* Instructions to follow:
Exactly repeat the full listing that follows.

———

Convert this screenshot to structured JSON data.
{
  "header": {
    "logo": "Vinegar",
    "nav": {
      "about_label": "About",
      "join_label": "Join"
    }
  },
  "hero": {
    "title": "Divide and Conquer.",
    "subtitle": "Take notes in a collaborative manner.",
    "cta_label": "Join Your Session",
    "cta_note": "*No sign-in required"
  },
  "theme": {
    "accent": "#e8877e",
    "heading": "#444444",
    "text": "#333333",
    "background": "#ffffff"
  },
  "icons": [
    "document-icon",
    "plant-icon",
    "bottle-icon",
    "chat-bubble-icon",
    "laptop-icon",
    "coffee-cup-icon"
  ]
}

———

* Solution to the problem:
Convert this screenshot to structured JSON data.
{
  "header": {
    "logo": "Vinegar",
    "nav": {
      "about_label": "About",
      "join_label": "Join"
    }
  },
  "hero": {
    "title": "Divide and Conquer.",
    "subtitle": "Take notes in a collaborative manner.",
    "cta_label": "Join Your Session",
    "cta_note": "*No sign-in required"
  },
  "theme": {
    "accent": "#e8877e",
    "heading": "#444444",
    "text": "#333333",
    "background": "#ffffff"
  },
  "icons": [
    "document-icon",
    "plant-icon",
    "bottle-icon",
    "chat-bubble-icon",
    "laptop-icon",
    "coffee-cup-icon"
  ]
}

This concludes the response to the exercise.